The Art of the Panoramic (Part 1)

One of my "specialities" in photography is the panoramic - a type of photography where multiple photographs are stitched together to create a single, larger, image.  There are all sorts of reasons to approach a scene in this way... it could be to capture a wider view than your lenses can record in a single exposure, or possibly because you need to create a larger print than your camera can manage using it's native resolution.

Here is an example from today.  A single frame taken using a 24mm lens in the Langdales provided me with this image, which whilst I quite like it, doesn't capture the feel of the area as I wanted.

_DSC2632.jpg

So... to enhance this field of view, and to capture more of the scene before me I rotated the camera through 90 degrees and took a series of 10 consecutive images, each overlapping the other by (approximately) 30 percent.  The resultant frames were then "stitched" together in Adobe Lightroom to create a single, extra large, photograph with a much wider field of view.

5th July 2018.jpg

Same camera, same lens... (me sitting on the same fence post - that was slightly uncomfortable) but a significantly different result!  It also allows for a significantly larger print, which can be handy.

It is just a shame that the light changed between the pictures, the warmer tones in the first image are more pleasing.

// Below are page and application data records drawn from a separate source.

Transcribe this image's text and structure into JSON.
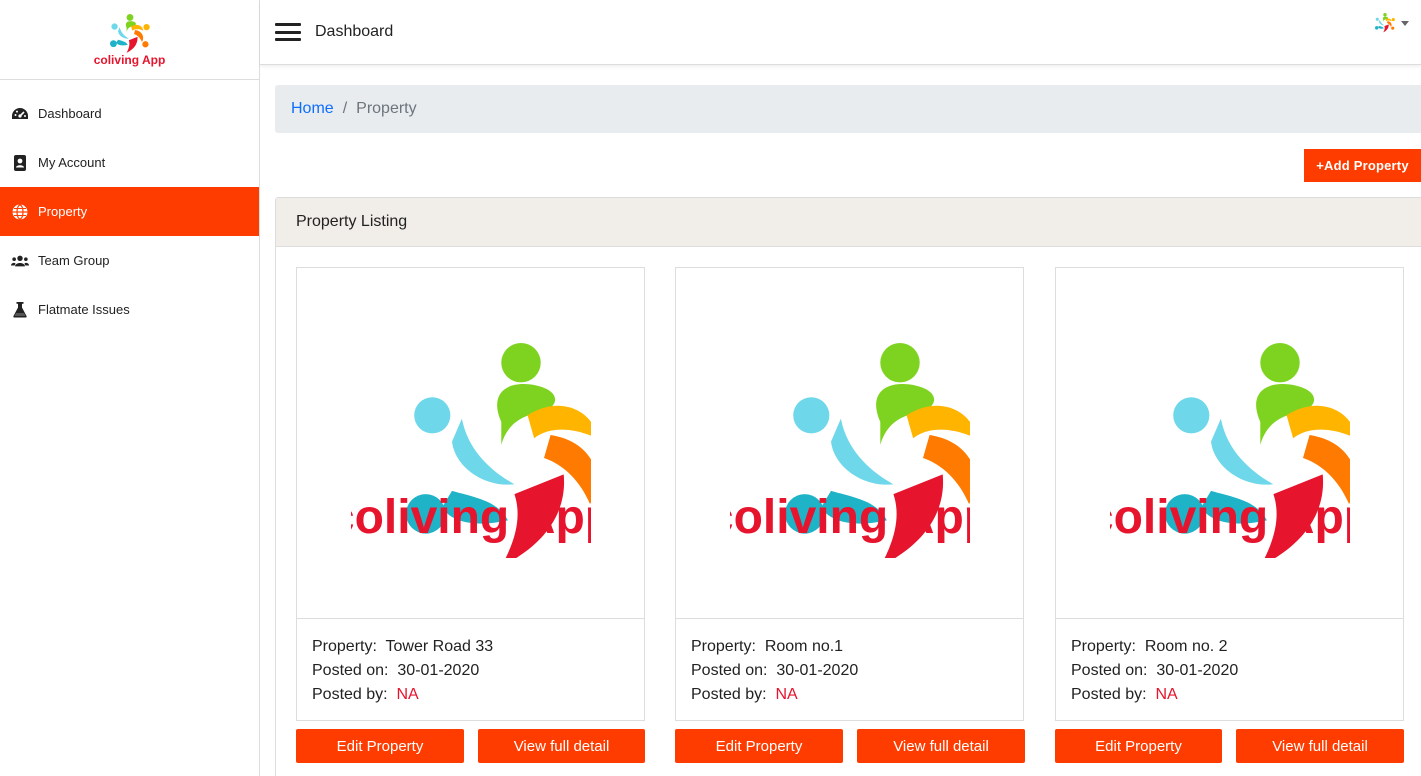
{
  "brand": {
    "name": "coliving App"
  },
  "sidebar": {
    "items": [
      {
        "label": "Dashboard",
        "icon": "tachometer-icon",
        "active": false
      },
      {
        "label": "My Account",
        "icon": "address-book-icon",
        "active": false
      },
      {
        "label": "Property",
        "icon": "globe-icon",
        "active": true
      },
      {
        "label": "Team Group",
        "icon": "users-icon",
        "active": false
      },
      {
        "label": "Flatmate Issues",
        "icon": "flask-icon",
        "active": false
      }
    ]
  },
  "topbar": {
    "title": "Dashboard",
    "user_logo_text": "coliving App"
  },
  "breadcrumb": {
    "home": "Home",
    "separator": "/",
    "current": "Property"
  },
  "actions": {
    "add_property": "+Add Property"
  },
  "listing": {
    "title": "Property Listing",
    "property_label": "Property:",
    "posted_on_label": "Posted on:",
    "posted_by_label": "Posted by:",
    "edit_label": "Edit Property",
    "view_label": "View full detail",
    "cards": [
      {
        "property": "Tower Road 33",
        "posted_on": "30-01-2020",
        "posted_by": "NA",
        "image_text": "coliving App"
      },
      {
        "property": "Room no.1",
        "posted_on": "30-01-2020",
        "posted_by": "NA",
        "image_text": "coliving App"
      },
      {
        "property": "Room no. 2",
        "posted_on": "30-01-2020",
        "posted_by": "NA",
        "image_text": "coliving App"
      }
    ]
  },
  "colors": {
    "accent": "#ff3c00",
    "brand_red": "#e6142d",
    "link": "#0d6efd",
    "breadcrumb_bg": "#e9ecef",
    "panel_header_bg": "#f1ede8"
  }
}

There is more to this technique though... but that is for another time!